## [What you have to do]
You are asked to filter the data below and copy every line holding "label".

=== Record excerpts ===

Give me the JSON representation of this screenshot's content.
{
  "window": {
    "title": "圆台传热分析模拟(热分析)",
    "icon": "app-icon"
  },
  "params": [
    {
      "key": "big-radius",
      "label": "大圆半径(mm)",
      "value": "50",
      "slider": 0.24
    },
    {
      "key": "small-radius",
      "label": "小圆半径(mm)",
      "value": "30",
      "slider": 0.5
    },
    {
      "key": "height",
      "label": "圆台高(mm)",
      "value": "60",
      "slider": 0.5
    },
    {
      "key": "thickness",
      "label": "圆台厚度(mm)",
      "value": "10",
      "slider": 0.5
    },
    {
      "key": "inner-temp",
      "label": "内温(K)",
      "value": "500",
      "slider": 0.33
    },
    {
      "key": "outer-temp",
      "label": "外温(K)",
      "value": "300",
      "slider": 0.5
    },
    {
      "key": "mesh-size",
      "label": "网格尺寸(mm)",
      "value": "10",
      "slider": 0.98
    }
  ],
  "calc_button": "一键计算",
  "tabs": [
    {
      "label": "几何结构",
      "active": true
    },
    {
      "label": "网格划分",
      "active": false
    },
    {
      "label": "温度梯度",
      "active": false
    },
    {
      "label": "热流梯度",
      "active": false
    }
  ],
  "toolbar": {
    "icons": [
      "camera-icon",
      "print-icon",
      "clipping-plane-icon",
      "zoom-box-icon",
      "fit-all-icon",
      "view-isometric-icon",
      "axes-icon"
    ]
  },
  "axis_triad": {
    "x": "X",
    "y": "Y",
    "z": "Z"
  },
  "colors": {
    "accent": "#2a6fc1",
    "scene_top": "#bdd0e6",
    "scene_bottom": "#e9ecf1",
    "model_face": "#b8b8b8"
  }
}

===

## [Your solution]
      "label": "大圆半径(mm)",
      "label": "小圆半径(mm)",
      "label": "圆台高(mm)",
      "label": "圆台厚度(mm)",
      "label": "内温(K)",
      "label": "外温(K)",
      "label": "网格尺寸(mm)",
      "label": "几何结构",
      "label": "网格划分",
      "label": "温度梯度",
      "label": "热流梯度",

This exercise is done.